The cleaning pipe with inside bores 30 is set onto the cleaning head in Example 1 and positioned in place by means of the enlarged union nut 34. As a function of the cleaning program, the welding burner 10 moves either into the first position 18 for cleaning the gas exit opening of the gas nozzle 13, whereby the liquid CO2 is blown onto the gas exit opening directly ahead of the gas nozzle 13, out of the inside bores 31 of the cleaning pipe with inside bores 30, forming CO2 snow, or immediately into the second cleaning position 19, where the compulsory guidance of the CO2 snow, which is influenced by the heat capacity that is dependent on the material and thickness of the wall of the cleaning pipe with inside bore 30, cleans the contact pipe 12 and the inside wall of the gas nozzle 13 at the same time. To avoid build-up of pressure and in order to transport the welding spatters that are loosened by means of the thermotension, several ventilation bores 32 are made in the cleaning pipe with inside bores 30. To remove the loosened spatters along the gas nozzle from the cleaning pipe with inside bores 30, air exit openings 33 are provided in the enlarged union nut 34.

EXAMPLE 4

The stepped cleaning pipe 35 is set onto the cleaning head 5 in Example 1 and fixed in its position by means of the adapted union nut 36. As a function of the cleaning program, the welding burner 10 moves either into the position 18 for cleaning the gas exit opening of the gas nozzle 13, or over the contact pipe 12 with the stepped region 37. The welding burner 10 is moved so far over the contact pipe 12 until the nozzle crown is situated in the position 19 and the nozzle crown 39 is situated in the position 18. The nozzle crowns 38 and 39 become active by means of activation of various valves. Cleaning takes place by means of alternately or simultaneously turning on the valves. The stress-relief bore 40 prevents build-up of pressure, and the air bores 41 eliminate the residues from the stepped cleaning pipe 35.

REFERENCE SYMBOLS
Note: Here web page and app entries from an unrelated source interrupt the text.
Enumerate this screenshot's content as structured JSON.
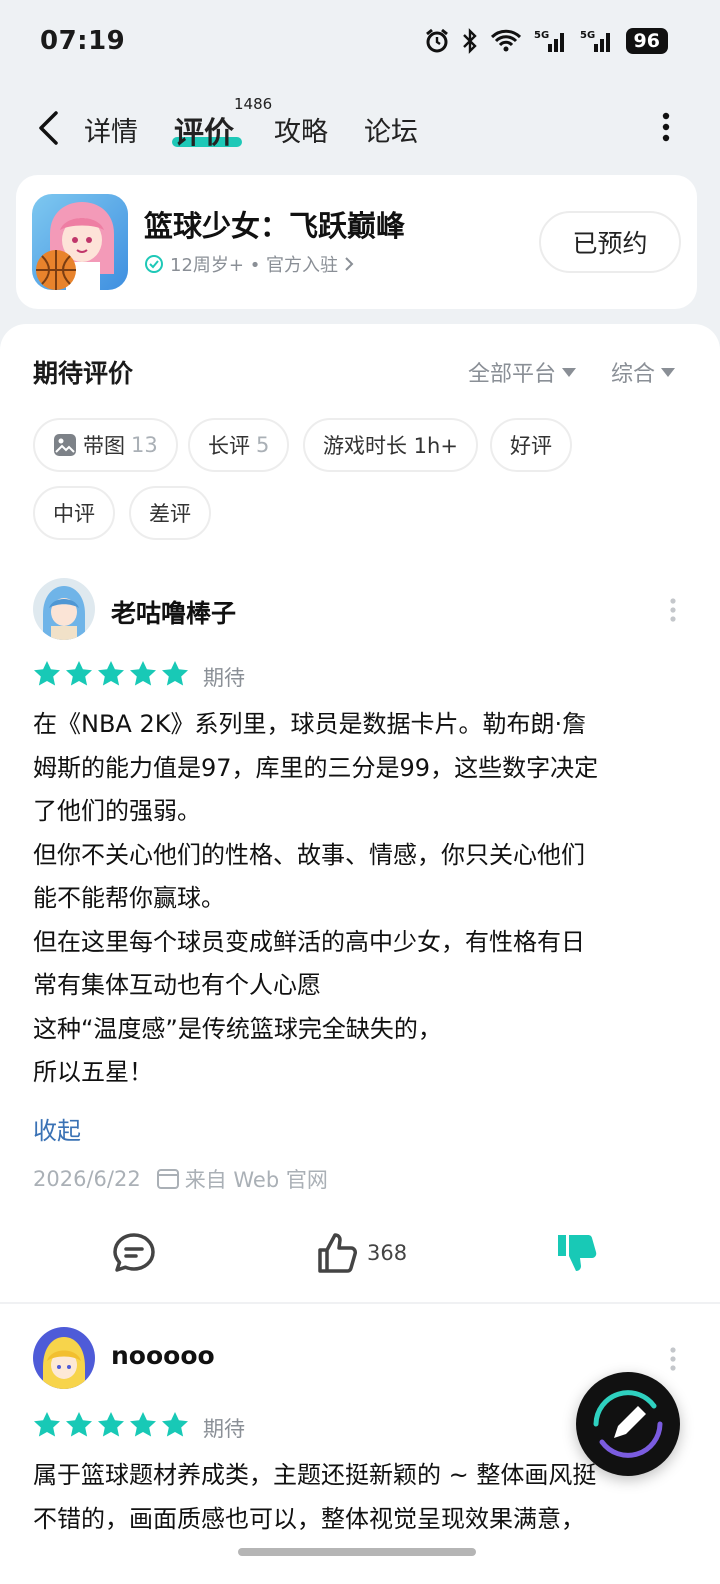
{
  "status_bar": {
    "time": "07:19",
    "battery": "96"
  },
  "nav": {
    "tabs": [
      {
        "label": "详情"
      },
      {
        "label": "评价",
        "count": "1486"
      },
      {
        "label": "攻略"
      },
      {
        "label": "论坛"
      }
    ]
  },
  "game": {
    "title": "篮球少女：飞跃巅峰",
    "meta": "12周岁+ • 官方入驻",
    "reserve_label": "已预约"
  },
  "reviews_panel": {
    "title": "期待评价",
    "platform_filter": "全部平台",
    "sort_filter": "综合",
    "chips": [
      {
        "label": "带图",
        "count": "13"
      },
      {
        "label": "长评",
        "count": "5"
      },
      {
        "label": "游戏时长 1h+"
      },
      {
        "label": "好评"
      },
      {
        "label": "中评"
      },
      {
        "label": "差评"
      }
    ]
  },
  "reviews": [
    {
      "username": "老咕噜棒子",
      "rating": 5,
      "tag": "期待",
      "text": "在《NBA 2K》系列里，球员是数据卡片。勒布朗·詹\n姆斯的能力值是97，库里的三分是99，这些数字决定\n了他们的强弱。\n但你不关心他们的性格、故事、情感，你只关心他们\n能不能帮你赢球。\n但在这里每个球员变成鲜活的高中少女，有性格有日\n常有集体互动也有个人心愿\n这种“温度感”是传统篮球完全缺失的，\n所以五星！",
      "collapse_label": "收起",
      "date": "2026/6/22",
      "source": "来自 Web 官网",
      "likes": "368"
    },
    {
      "username": "nooooo",
      "rating": 5,
      "tag": "期待",
      "text": "属于篮球题材养成类，主题还挺新颖的 ~ 整体画风挺\n不错的，画面质感也可以，整体视觉呈现效果满意，"
    }
  ],
  "colors": {
    "accent": "#1ec8b7",
    "link": "#3a72b5",
    "star": "#18c9b6"
  }
}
  • 1 CO2 liquid tank
  • 2 pressure line
  • 3 valve
  • 4 measurement device
  • 5 cleaning head
  • 6 nut
  • 7 housing
  • 8 cleaning pipe
  • 9 union nut
  • 10 welding burner
  • 11 starting position
  • 12 contact pipe
  • 13 gas nozzle
  • 14 center line
  • 15 signal (CO2 liquid)
  • 16 signal (valve)
  • 17 nozzle openings
  • 18 first cleaning position (single-wire burner)
  • 19 second cleaning position (single-wire burner)
  • 20 equalization bore
  • 21 tandem burner
  • 22 starting position
  • 23 center line
  • 24 angle
  • 25 contact pipe I
  • 26 first cleaning position (tandem burner)
  • 27 gas nozzle
  • 28 second cleaning position (tandem burner)
  • 29 contact pipe II
  • 30 cleaning pipe with interior bores
  • 31 interior bore
  • 32 ventilation bores
  • 33 air exit openings
  • 34 enlarged union nut
  • 35 stepped cleaning pipe
  • 36 adapted union nut
  • 37 stepped region
  • 38 nozzle crown
  • 39 nozzle crown
  • 40 stress-relief bore
  • 41 air bore